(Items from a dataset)
- - - - - - -

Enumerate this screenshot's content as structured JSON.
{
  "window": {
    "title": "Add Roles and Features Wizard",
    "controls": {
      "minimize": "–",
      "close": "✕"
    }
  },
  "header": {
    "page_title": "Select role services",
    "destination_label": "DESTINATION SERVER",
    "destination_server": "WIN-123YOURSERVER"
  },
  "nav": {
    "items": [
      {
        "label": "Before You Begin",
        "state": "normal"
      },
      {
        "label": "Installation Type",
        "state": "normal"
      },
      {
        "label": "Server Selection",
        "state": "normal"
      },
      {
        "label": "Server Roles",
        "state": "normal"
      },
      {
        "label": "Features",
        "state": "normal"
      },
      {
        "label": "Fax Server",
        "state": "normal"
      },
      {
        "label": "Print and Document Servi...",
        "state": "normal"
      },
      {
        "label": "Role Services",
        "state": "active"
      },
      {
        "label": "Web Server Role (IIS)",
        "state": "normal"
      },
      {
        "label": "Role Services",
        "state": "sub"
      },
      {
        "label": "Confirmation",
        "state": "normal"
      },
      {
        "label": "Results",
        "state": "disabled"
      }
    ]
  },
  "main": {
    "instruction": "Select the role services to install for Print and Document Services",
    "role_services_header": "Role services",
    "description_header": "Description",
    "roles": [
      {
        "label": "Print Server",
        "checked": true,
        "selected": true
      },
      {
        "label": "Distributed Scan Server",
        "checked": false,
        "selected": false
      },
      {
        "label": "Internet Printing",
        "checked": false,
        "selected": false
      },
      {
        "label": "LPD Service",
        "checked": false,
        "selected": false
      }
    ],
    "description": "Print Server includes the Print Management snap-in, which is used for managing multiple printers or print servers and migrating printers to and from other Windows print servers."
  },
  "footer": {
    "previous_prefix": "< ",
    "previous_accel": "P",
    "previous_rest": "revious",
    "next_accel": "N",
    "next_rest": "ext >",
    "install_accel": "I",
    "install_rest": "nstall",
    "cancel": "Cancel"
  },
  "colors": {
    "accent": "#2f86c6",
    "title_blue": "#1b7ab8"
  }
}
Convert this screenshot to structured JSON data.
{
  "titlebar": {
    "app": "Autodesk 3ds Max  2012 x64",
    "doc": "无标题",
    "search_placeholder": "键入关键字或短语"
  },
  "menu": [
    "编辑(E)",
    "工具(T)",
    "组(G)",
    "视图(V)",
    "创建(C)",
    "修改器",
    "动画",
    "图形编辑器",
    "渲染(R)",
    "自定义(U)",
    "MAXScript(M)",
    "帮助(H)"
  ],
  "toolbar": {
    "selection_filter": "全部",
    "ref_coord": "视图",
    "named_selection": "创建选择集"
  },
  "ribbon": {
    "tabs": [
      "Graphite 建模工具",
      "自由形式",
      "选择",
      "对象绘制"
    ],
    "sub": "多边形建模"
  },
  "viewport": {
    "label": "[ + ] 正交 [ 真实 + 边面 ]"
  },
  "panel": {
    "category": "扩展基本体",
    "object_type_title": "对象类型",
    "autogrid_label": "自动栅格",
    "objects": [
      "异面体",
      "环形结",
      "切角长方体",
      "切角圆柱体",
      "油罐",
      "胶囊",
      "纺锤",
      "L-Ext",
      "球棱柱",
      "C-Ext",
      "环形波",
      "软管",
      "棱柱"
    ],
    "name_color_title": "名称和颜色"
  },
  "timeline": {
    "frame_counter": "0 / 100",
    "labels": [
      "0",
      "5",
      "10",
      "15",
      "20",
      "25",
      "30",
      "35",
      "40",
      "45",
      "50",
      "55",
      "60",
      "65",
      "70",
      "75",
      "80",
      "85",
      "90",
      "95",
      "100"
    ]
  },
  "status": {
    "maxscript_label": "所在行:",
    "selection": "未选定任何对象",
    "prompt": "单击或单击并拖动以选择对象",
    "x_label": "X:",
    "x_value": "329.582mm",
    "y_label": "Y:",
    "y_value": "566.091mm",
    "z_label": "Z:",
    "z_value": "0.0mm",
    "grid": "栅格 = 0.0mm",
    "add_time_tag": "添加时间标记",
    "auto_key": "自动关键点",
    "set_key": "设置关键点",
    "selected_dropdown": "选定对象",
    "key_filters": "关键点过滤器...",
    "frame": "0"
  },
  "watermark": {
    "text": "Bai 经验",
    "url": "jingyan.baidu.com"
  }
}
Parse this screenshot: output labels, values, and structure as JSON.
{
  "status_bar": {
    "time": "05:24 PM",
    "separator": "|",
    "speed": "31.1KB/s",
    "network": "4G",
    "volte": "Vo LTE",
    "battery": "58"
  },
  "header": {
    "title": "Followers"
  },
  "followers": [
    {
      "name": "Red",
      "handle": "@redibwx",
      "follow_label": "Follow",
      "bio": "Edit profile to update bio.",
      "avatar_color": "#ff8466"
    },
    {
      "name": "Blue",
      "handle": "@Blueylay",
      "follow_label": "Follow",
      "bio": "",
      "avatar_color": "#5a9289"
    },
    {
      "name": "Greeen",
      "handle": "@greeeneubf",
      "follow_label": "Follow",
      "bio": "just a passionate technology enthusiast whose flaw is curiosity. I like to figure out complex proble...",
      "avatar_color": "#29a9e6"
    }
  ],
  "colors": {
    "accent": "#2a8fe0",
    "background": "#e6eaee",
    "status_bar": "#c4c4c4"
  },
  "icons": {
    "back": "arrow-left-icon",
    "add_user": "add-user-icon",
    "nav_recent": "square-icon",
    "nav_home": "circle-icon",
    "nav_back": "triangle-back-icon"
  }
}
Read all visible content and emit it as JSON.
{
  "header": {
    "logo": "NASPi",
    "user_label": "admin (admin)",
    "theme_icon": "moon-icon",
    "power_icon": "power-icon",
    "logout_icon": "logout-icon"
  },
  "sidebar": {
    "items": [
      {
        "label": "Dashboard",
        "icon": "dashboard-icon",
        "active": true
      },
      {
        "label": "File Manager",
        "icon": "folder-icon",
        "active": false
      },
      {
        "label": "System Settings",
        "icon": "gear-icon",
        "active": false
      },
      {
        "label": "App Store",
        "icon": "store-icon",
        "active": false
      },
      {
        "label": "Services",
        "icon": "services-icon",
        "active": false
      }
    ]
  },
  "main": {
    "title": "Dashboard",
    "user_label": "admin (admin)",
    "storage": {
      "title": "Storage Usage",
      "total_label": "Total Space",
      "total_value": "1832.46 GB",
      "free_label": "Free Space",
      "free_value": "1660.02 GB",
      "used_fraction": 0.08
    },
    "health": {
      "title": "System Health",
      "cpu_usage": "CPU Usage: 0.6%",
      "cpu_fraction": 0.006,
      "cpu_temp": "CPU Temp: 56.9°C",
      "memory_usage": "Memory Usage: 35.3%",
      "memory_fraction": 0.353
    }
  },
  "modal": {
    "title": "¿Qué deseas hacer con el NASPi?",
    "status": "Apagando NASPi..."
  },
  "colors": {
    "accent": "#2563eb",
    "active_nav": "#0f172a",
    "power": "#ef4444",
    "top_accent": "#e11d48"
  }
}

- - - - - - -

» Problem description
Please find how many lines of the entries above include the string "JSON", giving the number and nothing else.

» Completed task
4